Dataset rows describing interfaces
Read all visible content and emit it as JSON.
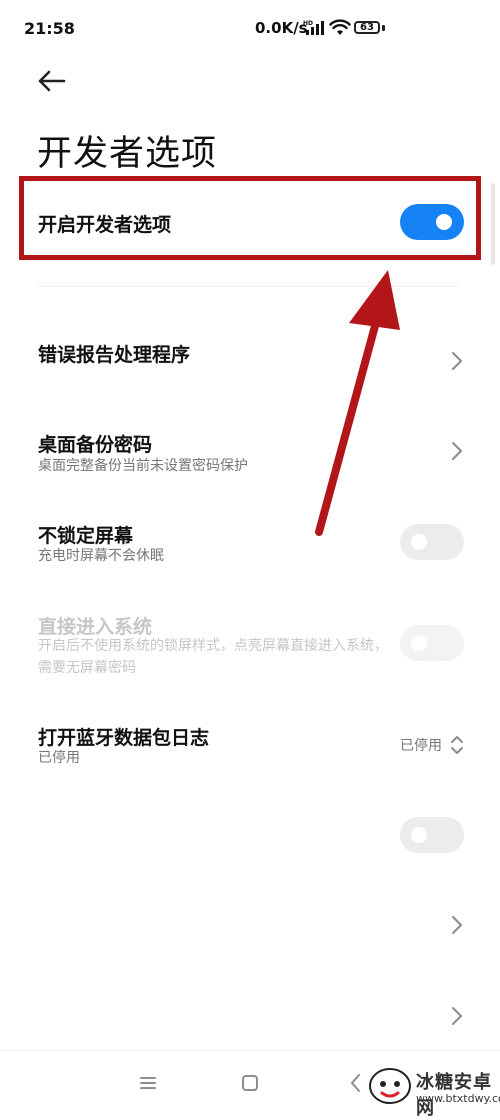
{
  "status_bar": {
    "time": "21:58",
    "net_speed": "0.0K/s",
    "battery": "63",
    "icons": [
      "hd-signal-icon",
      "wifi-icon",
      "battery-icon"
    ]
  },
  "page": {
    "title": "开发者选项",
    "back_icon": "arrow-left-icon"
  },
  "settings": {
    "master": {
      "title": "开启开发者选项",
      "toggle_on": true
    },
    "bug_report": {
      "title": "错误报告处理程序"
    },
    "desktop_backup": {
      "title": "桌面备份密码",
      "subtitle": "桌面完整备份当前未设置密码保护"
    },
    "stay_awake": {
      "title": "不锁定屏幕",
      "subtitle": "充电时屏幕不会休眠",
      "toggle_on": false
    },
    "direct_enter": {
      "title": "直接进入系统",
      "subtitle": "开启后不使用系统的锁屏样式，点亮屏幕直接进入系统，需要无屏幕密码",
      "toggle_on": false,
      "enabled": false
    },
    "bt_hci_log": {
      "title": "打开蓝牙数据包日志",
      "subtitle": "已停用",
      "value": "已停用"
    },
    "row7": {
      "toggle_on": false
    }
  },
  "nav_bar": {
    "icons": [
      "menu-icon",
      "home-icon",
      "back-icon"
    ]
  },
  "annotation": {
    "highlight_color": "#b3161a",
    "arrow_color": "#b3161a"
  },
  "watermark": {
    "name": "冰糖安卓网",
    "url": "www.btxtdwy.com"
  },
  "colors": {
    "accent": "#1582f5",
    "toggle_off": "#ececec"
  }
}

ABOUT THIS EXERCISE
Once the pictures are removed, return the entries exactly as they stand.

ANSWER BOX
Read all visible content and emit it as JSON.
{
  "status_bar": {
    "time": "21:58",
    "net_speed": "0.0K/s",
    "battery": "63",
    "icons": [
      "hd-signal-icon",
      "wifi-icon",
      "battery-icon"
    ]
  },
  "page": {
    "title": "开发者选项",
    "back_icon": "arrow-left-icon"
  },
  "settings": {
    "master": {
      "title": "开启开发者选项",
      "toggle_on": true
    },
    "bug_report": {
      "title": "错误报告处理程序"
    },
    "desktop_backup": {
      "title": "桌面备份密码",
      "subtitle": "桌面完整备份当前未设置密码保护"
    },
    "stay_awake": {
      "title": "不锁定屏幕",
      "subtitle": "充电时屏幕不会休眠",
      "toggle_on": false
    },
    "direct_enter": {
      "title": "直接进入系统",
      "subtitle": "开启后不使用系统的锁屏样式，点亮屏幕直接进入系统，需要无屏幕密码",
      "toggle_on": false,
      "enabled": false
    },
    "bt_hci_log": {
      "title": "打开蓝牙数据包日志",
      "subtitle": "已停用",
      "value": "已停用"
    },
    "row7": {
      "toggle_on": false
    }
  },
  "nav_bar": {
    "icons": [
      "menu-icon",
      "home-icon",
      "back-icon"
    ]
  },
  "annotation": {
    "highlight_color": "#b3161a",
    "arrow_color": "#b3161a"
  },
  "watermark": {
    "name": "冰糖安卓网",
    "url": "www.btxtdwy.com"
  },
  "colors": {
    "accent": "#1582f5",
    "toggle_off": "#ececec"
  }
}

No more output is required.